The Cleveland Cavaliers are set to begin their first playoff series since June of 2018 this weekend against the New York Knicks. The Cavs have homecourt advantage in the series and are favored on the betting markets to win four of the seven games.


This series has the chance to be one of the more interesting ones of the first round, but there’s a very clear avenue for the Cavaliers to win and advance to the Eastern Conference Semi-Finals. If that is the case for the Cavs, here are the three things they’ll need to go their way against the Knicks.


1. Donovan Mitchell has to be the best player in the series


This season Mitchell has been everything the Cavs could have imagined when they acquired him via trade in September. He’s been a superstar in every sense of the word for the Cavs and it would be a massive surprise if he weren’t named to at least the All-NBA second team.


On paper, Mitchell is the best player in this series by a relatively wide margin. He’s had the best season of his career during his first year in Cleveland. If he’s not the best player in this series against the Knicks it’s difficult to envision the Cavs winning four out of seven games.


Mitchell set a franchise record this season with 13 games with 40 or more points and scored 30 or more points in 31 of the 68 games he played this season. The Cavs went 22-9 in those games. If Mitchell averages 30 points per game on respectable efficiency during this series it’s hard to see the Cavs losing it.


2. Darius Garland’s shooting has to return


Garland has a terrific season overall on the offensive end of the court. He had to take a bit of a step back behind Mitchell. One of the reasons Garland was so good this year was thanks to the best shooting season of his career. He shot 41 percent from beyond the 3-point arc for the year as a whole. That number is outstanding and an accurate glimpse of who Garland is as a shooter.


The issue here is that Garland’s most recent stretch hasn’t been very good in terms of his shooting. He missed the second of two games the Cavs played in Miami last month with a right quad contusion. Prior to that, Garland had been shooting 43 percent from deep.
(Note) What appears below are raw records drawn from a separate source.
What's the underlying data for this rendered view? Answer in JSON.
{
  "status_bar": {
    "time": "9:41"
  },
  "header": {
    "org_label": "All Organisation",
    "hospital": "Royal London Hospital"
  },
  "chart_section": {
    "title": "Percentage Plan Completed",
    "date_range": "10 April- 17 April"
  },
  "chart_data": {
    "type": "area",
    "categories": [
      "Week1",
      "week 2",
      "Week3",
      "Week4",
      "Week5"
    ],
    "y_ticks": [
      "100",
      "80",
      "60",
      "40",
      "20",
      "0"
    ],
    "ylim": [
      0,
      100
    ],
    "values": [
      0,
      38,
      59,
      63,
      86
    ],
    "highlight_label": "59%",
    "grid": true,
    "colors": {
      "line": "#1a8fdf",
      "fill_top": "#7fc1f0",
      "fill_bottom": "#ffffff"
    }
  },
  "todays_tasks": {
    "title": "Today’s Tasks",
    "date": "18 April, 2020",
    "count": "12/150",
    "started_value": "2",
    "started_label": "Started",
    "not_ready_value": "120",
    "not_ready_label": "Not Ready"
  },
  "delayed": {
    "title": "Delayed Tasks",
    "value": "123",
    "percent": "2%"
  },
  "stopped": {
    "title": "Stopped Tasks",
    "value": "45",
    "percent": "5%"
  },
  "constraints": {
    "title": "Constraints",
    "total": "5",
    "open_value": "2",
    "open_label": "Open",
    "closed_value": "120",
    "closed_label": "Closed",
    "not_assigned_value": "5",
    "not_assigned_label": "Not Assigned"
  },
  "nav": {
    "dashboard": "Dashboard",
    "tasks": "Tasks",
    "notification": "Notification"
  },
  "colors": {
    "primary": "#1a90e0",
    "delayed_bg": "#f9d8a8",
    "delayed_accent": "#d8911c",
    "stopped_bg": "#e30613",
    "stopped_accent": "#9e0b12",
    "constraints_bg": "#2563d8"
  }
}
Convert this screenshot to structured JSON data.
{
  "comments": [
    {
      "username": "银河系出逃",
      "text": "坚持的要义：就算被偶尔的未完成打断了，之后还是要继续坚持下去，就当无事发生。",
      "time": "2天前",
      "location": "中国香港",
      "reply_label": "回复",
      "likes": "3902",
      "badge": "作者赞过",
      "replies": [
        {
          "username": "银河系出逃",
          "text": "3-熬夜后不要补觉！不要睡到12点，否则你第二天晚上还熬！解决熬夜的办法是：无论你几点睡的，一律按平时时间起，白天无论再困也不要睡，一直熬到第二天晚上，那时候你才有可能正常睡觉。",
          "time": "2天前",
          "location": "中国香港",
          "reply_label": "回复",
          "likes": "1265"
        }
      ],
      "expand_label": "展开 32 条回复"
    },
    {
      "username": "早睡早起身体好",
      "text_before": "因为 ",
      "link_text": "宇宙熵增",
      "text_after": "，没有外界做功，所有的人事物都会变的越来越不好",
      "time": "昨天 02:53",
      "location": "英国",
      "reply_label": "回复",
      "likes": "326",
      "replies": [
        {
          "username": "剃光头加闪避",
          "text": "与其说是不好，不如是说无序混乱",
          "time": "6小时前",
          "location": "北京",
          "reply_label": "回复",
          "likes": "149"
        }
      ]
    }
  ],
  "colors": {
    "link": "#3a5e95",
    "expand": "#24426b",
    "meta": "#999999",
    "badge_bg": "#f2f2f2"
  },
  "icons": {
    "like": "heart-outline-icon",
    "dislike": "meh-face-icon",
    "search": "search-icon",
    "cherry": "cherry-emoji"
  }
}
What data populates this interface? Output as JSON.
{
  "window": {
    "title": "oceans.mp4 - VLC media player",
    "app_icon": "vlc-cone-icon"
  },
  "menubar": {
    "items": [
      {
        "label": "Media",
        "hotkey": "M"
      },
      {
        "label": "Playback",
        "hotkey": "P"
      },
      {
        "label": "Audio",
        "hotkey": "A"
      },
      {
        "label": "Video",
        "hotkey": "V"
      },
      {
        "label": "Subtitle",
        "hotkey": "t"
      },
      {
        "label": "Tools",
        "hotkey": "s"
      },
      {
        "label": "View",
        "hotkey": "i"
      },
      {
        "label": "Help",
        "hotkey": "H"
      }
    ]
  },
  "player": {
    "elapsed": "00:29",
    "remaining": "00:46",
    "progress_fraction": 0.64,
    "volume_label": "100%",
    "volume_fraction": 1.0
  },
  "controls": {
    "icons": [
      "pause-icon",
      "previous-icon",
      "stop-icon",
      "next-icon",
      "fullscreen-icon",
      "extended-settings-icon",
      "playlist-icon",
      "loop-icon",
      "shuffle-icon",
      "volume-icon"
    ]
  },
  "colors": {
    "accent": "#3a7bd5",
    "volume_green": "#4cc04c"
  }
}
Since that missed game he’s been just a 28.6 percent 3-point shooter in his final 11 games of the season.


It's not something that the Cavs seem overly worried about heading into the series with the Knicks.


“I mean I don't worry about Darius’ shots,” Cavs head coach J.B. Bickerstaff said on Wednesday. “I'm confident, if he gets open shots or he gets his 3s he'll make them. He’s a good shooter.”


If Garland continues to struggle from beyond the arc it severely limits how good the Cavs can be offensively. If he returns to the form he showed for the majority of the season the Cavs will be awfully difficult for the Knicks to slow down.


3. Don’t be overwhelmed by the moment


Madison Square Garden is a special place. It’s earned the moniker “The World’s Most Famous Arena” for a reason. It’s a place where so many of the greats in the NBA have showed up and had career nights. The Garden is also home to a rabid fanbase that’s thirsty for any sort of playoff success since the Knicks have won just a single postseason series since their run to the NBA Finals back in 2000.


That building is one that can be as intimidating as it is majestic. With this being the first time this group in Cleveland has been in the playoffs together, it’s easy to see a scenario where the team could be overwhelmed with the stage. If that happens, things become much more difficult for the Cavs. The margin for error is razor thin.


The good news for the Cavs is this isn’t the first go around for everyone on the roster. Mitchell has played in plenty of big playoff games in his career, Jarrett Allen and Caris LeVert have both played a playoff series in one of the NBA’s more intimidating environments in Philadelphia. The younger guys will also have veterans like Danny Green (who has played more playoff games than almost every other active player) to lean on in these moments.